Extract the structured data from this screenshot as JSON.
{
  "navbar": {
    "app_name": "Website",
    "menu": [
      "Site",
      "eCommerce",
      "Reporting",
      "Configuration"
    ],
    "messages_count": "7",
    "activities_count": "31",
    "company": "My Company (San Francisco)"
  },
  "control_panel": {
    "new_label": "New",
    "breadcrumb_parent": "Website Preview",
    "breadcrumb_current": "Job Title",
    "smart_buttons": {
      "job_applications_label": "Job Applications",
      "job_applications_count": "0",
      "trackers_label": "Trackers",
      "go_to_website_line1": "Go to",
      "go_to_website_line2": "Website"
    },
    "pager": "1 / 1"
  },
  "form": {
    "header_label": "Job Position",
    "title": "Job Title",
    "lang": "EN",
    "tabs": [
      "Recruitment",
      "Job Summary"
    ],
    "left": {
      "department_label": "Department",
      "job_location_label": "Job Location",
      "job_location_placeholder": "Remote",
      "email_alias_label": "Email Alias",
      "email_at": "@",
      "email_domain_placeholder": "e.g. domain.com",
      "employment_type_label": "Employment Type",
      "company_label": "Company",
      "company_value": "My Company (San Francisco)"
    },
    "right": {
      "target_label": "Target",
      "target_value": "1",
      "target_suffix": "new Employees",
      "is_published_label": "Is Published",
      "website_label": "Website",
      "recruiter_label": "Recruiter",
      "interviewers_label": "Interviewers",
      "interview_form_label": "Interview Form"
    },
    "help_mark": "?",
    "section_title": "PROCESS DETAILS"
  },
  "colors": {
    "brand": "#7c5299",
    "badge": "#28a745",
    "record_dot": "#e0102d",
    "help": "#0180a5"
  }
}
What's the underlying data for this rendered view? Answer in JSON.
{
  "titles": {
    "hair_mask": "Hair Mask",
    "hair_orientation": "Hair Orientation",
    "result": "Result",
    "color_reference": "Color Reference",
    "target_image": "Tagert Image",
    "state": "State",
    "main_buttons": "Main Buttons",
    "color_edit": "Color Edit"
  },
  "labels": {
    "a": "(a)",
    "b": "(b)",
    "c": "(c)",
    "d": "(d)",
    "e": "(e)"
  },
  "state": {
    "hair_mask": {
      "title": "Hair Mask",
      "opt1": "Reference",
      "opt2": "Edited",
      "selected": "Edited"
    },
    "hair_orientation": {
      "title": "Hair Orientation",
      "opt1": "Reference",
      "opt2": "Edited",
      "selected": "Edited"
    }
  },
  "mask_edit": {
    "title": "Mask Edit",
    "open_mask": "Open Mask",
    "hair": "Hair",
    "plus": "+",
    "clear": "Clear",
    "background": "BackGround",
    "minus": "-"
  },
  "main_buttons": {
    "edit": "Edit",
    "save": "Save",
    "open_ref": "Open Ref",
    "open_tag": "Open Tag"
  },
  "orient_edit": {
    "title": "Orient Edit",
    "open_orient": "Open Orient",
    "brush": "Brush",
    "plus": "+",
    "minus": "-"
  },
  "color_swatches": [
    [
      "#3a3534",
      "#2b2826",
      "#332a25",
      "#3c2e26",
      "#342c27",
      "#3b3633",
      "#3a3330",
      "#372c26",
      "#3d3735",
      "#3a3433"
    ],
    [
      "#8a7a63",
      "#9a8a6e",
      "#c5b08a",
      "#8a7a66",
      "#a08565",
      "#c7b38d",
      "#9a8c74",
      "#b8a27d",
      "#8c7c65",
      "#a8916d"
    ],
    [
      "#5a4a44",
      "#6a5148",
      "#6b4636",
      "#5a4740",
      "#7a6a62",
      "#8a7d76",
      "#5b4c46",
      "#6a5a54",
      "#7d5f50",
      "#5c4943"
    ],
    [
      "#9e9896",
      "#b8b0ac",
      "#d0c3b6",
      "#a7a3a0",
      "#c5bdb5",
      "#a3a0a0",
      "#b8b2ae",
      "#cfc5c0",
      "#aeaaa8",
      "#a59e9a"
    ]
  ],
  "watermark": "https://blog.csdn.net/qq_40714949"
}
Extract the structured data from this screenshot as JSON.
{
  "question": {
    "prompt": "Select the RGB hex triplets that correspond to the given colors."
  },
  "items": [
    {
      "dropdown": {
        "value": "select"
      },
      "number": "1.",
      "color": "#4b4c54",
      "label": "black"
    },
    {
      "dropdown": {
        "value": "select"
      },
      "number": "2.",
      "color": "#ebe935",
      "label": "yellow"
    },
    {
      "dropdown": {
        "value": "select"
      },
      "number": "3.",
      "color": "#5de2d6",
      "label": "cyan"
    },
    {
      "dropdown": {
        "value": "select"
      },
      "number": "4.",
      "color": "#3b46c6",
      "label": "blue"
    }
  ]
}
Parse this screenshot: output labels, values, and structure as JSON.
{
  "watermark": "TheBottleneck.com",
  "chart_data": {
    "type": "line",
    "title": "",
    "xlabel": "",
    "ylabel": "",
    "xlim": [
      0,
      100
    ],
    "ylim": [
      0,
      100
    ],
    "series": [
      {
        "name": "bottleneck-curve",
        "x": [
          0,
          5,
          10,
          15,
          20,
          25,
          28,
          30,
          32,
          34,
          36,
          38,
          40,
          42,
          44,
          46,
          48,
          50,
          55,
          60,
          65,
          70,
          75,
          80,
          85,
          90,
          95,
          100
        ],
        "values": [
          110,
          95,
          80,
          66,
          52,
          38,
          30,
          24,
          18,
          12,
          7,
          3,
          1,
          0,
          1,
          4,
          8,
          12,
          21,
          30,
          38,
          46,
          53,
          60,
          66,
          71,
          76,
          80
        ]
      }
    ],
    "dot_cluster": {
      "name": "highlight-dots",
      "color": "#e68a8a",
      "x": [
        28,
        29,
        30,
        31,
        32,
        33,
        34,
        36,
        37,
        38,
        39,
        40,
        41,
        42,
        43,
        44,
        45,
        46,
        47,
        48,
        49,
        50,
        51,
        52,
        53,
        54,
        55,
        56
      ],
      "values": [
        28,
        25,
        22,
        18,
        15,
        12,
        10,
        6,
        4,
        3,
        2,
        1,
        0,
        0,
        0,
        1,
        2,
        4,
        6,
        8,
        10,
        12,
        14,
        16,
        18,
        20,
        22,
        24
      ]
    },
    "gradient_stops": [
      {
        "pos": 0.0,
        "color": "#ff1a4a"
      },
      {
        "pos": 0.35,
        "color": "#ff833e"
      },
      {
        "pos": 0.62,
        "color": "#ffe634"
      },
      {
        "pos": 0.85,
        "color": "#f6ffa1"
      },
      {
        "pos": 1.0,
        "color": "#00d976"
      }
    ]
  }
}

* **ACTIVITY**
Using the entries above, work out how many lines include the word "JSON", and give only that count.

* **TASK RESPONSE**
4